The data »

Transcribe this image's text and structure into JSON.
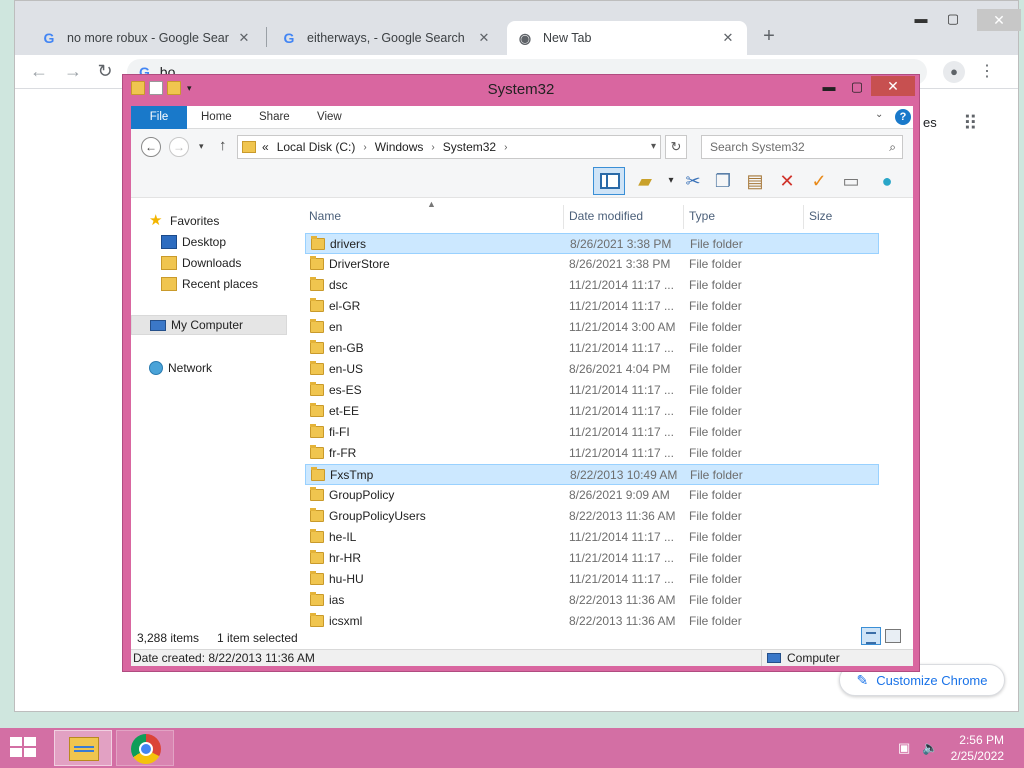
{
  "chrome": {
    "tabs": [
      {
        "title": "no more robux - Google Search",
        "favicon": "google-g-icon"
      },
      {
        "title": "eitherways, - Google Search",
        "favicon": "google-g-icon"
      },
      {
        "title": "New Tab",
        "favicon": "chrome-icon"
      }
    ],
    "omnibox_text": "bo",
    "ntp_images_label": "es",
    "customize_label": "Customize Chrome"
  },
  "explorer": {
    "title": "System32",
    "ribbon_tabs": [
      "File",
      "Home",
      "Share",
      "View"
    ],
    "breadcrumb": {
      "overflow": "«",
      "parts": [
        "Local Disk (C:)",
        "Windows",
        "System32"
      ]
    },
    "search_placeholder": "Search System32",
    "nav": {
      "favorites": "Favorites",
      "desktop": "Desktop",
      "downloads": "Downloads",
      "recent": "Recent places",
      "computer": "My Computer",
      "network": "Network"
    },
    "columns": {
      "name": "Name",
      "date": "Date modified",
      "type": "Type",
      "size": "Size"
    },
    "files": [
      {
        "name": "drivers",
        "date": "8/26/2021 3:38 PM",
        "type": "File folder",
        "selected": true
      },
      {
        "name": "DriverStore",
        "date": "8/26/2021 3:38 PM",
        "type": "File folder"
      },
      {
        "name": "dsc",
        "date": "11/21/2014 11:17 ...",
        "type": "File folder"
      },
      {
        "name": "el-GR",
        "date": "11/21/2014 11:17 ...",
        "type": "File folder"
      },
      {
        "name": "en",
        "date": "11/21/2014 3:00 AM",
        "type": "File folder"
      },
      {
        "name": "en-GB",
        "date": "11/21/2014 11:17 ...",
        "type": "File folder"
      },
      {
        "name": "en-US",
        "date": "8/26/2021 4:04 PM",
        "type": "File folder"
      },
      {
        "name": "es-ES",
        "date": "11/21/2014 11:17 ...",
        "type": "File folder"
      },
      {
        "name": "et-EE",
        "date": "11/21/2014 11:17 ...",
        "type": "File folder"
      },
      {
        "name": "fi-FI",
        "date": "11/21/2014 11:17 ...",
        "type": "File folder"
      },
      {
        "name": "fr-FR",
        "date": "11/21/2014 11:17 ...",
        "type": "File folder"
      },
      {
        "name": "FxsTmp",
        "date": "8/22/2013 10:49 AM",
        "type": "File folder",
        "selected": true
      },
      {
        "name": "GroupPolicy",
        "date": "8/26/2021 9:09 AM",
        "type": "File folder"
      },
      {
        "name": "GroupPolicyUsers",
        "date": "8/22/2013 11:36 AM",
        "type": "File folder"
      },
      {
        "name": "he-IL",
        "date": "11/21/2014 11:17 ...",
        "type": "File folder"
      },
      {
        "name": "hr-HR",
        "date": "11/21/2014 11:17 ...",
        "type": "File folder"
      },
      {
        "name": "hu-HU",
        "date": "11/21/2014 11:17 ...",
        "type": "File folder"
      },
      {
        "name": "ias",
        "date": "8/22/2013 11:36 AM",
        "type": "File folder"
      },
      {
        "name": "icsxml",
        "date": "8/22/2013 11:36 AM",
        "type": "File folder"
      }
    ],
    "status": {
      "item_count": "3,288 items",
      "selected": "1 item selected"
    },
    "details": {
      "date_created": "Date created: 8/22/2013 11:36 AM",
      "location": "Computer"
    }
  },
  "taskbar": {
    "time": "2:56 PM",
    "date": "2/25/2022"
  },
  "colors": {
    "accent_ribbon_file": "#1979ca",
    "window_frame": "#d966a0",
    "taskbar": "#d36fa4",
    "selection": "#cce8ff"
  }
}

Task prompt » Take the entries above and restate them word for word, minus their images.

Output for this exercise »
Transcribe this image's text and structure into JSON.
{
  "chrome": {
    "tabs": [
      {
        "title": "no more robux - Google Search",
        "favicon": "google-g-icon"
      },
      {
        "title": "eitherways, - Google Search",
        "favicon": "google-g-icon"
      },
      {
        "title": "New Tab",
        "favicon": "chrome-icon"
      }
    ],
    "omnibox_text": "bo",
    "ntp_images_label": "es",
    "customize_label": "Customize Chrome"
  },
  "explorer": {
    "title": "System32",
    "ribbon_tabs": [
      "File",
      "Home",
      "Share",
      "View"
    ],
    "breadcrumb": {
      "overflow": "«",
      "parts": [
        "Local Disk (C:)",
        "Windows",
        "System32"
      ]
    },
    "search_placeholder": "Search System32",
    "nav": {
      "favorites": "Favorites",
      "desktop": "Desktop",
      "downloads": "Downloads",
      "recent": "Recent places",
      "computer": "My Computer",
      "network": "Network"
    },
    "columns": {
      "name": "Name",
      "date": "Date modified",
      "type": "Type",
      "size": "Size"
    },
    "files": [
      {
        "name": "drivers",
        "date": "8/26/2021 3:38 PM",
        "type": "File folder",
        "selected": true
      },
      {
        "name": "DriverStore",
        "date": "8/26/2021 3:38 PM",
        "type": "File folder"
      },
      {
        "name": "dsc",
        "date": "11/21/2014 11:17 ...",
        "type": "File folder"
      },
      {
        "name": "el-GR",
        "date": "11/21/2014 11:17 ...",
        "type": "File folder"
      },
      {
        "name": "en",
        "date": "11/21/2014 3:00 AM",
        "type": "File folder"
      },
      {
        "name": "en-GB",
        "date": "11/21/2014 11:17 ...",
        "type": "File folder"
      },
      {
        "name": "en-US",
        "date": "8/26/2021 4:04 PM",
        "type": "File folder"
      },
      {
        "name": "es-ES",
        "date": "11/21/2014 11:17 ...",
        "type": "File folder"
      },
      {
        "name": "et-EE",
        "date": "11/21/2014 11:17 ...",
        "type": "File folder"
      },
      {
        "name": "fi-FI",
        "date": "11/21/2014 11:17 ...",
        "type": "File folder"
      },
      {
        "name": "fr-FR",
        "date": "11/21/2014 11:17 ...",
        "type": "File folder"
      },
      {
        "name": "FxsTmp",
        "date": "8/22/2013 10:49 AM",
        "type": "File folder",
        "selected": true
      },
      {
        "name": "GroupPolicy",
        "date": "8/26/2021 9:09 AM",
        "type": "File folder"
      },
      {
        "name": "GroupPolicyUsers",
        "date": "8/22/2013 11:36 AM",
        "type": "File folder"
      },
      {
        "name": "he-IL",
        "date": "11/21/2014 11:17 ...",
        "type": "File folder"
      },
      {
        "name": "hr-HR",
        "date": "11/21/2014 11:17 ...",
        "type": "File folder"
      },
      {
        "name": "hu-HU",
        "date": "11/21/2014 11:17 ...",
        "type": "File folder"
      },
      {
        "name": "ias",
        "date": "8/22/2013 11:36 AM",
        "type": "File folder"
      },
      {
        "name": "icsxml",
        "date": "8/22/2013 11:36 AM",
        "type": "File folder"
      }
    ],
    "status": {
      "item_count": "3,288 items",
      "selected": "1 item selected"
    },
    "details": {
      "date_created": "Date created: 8/22/2013 11:36 AM",
      "location": "Computer"
    }
  },
  "taskbar": {
    "time": "2:56 PM",
    "date": "2/25/2022"
  },
  "colors": {
    "accent_ribbon_file": "#1979ca",
    "window_frame": "#d966a0",
    "taskbar": "#d36fa4",
    "selection": "#cce8ff"
  }
}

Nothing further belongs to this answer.